This concept was first conceived by Madison Avenue advertising executive, Alex Osborn in his 1953 book “ Applied Imagination”, but since then “brainstorming” has undergone several changes. Primarily, brainstorming combines an informal approach to problem-solving with creative lateral thinking. This makes room for more ideas to reach the forefront, out of which some can be refined to give creative solutions while others could even lead to the birth of more ideas.

Besides gaining a host of new ideas for solutions, by giving such opportunities to employees, interaction is encouraged. This helps quiet and timid individuals come out of their shells. Furthermore, as criticism is withheld and unusual ideas are welcomed during a brainstorming session, individuals gain the confidence to speak out and let their views be heard.
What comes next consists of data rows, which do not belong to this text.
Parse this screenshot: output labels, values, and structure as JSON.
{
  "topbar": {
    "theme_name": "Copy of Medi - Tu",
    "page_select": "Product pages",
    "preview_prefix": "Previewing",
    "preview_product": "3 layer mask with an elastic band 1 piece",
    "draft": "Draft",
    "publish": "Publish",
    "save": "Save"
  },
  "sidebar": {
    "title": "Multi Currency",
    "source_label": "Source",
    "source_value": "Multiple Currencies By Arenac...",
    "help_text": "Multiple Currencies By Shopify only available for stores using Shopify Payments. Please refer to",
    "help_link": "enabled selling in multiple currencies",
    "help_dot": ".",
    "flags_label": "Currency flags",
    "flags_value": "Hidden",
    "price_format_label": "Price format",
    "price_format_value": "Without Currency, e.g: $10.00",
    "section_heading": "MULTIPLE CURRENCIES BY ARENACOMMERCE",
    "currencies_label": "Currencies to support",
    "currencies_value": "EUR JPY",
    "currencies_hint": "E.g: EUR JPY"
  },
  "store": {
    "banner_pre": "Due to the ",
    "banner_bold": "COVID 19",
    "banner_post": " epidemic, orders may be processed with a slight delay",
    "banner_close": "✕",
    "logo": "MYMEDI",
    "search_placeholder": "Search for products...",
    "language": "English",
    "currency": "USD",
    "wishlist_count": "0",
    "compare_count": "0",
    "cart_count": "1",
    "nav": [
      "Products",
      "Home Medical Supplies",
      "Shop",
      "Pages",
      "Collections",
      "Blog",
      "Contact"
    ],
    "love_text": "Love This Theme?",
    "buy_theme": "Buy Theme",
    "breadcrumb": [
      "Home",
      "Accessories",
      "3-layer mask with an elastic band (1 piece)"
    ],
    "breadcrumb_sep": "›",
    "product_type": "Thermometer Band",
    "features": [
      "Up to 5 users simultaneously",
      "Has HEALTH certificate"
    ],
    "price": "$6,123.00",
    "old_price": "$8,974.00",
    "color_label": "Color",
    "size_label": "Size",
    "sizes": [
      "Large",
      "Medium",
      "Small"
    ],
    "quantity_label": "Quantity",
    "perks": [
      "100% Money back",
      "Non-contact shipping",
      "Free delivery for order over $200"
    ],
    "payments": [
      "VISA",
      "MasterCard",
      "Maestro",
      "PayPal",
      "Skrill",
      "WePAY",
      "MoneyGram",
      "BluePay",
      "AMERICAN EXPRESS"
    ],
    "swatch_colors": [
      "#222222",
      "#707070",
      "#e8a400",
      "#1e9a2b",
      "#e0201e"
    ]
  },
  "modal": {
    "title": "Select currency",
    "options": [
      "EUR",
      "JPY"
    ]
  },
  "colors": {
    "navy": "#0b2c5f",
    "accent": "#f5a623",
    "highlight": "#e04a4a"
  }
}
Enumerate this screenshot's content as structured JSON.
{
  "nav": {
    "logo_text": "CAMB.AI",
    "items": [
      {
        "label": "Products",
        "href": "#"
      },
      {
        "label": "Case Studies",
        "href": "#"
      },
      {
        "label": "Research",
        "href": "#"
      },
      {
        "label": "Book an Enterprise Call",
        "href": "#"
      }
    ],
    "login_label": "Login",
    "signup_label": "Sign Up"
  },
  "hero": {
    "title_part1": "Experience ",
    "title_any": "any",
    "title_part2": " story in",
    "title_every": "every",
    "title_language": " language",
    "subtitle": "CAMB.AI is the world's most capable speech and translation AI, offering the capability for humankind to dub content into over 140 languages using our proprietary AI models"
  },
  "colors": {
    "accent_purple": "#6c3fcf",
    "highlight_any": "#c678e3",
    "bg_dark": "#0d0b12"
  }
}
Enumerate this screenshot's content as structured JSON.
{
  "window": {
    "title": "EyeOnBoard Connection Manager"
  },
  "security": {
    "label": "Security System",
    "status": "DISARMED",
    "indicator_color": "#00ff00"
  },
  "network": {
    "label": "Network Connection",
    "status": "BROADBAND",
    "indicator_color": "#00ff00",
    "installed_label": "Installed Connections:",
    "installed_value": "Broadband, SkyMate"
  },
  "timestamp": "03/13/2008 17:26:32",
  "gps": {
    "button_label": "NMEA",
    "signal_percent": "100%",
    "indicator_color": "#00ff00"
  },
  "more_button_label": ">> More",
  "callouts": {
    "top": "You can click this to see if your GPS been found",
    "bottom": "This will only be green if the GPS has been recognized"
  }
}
It creates a scenario where the employees don’t have anything to lose, which reinforces positivity and promotes a team ethic as everyone is given an equal weightage. 

As spontaneous as the idea may sound, there is still a method that must be followed to yield the best results. The process begins by preparing the group and setting up a comfortable meeting environment. Once the members of the group are decided and the location is set, the problem must be presented in a clear and defined manner. The next phase is the idea sharing phase where the members of the group pitch their ideas and the person responsible for guiding the session, collects all the information. The evaluation of the collected ideas is done only when the guide has completed collecting all the information and decides to end the meeting. Inhibiting superiors from attending the meeting is also a good step to take as their presence might affect the openness with which the rest of the individuals share their thoughts.

Conventional group problem solving can often be undermined by unhelpful group behavior. Although following a structured and analytical approach to solving problems is important, this could lead to unimaginative and limited ideas. Brainstorming, on the other hand, provides an open environment. It encourages people to pool in their ideas and views without holding back. As there is no strict rule apart from the no criticism rule, employees freely interact and even enjoy themselves! This not only helps in bringing the team closer together but also improves productivity. So, in conclusion, open up, share ideas, mingle! You can have fun and keep your boss happy at the same time!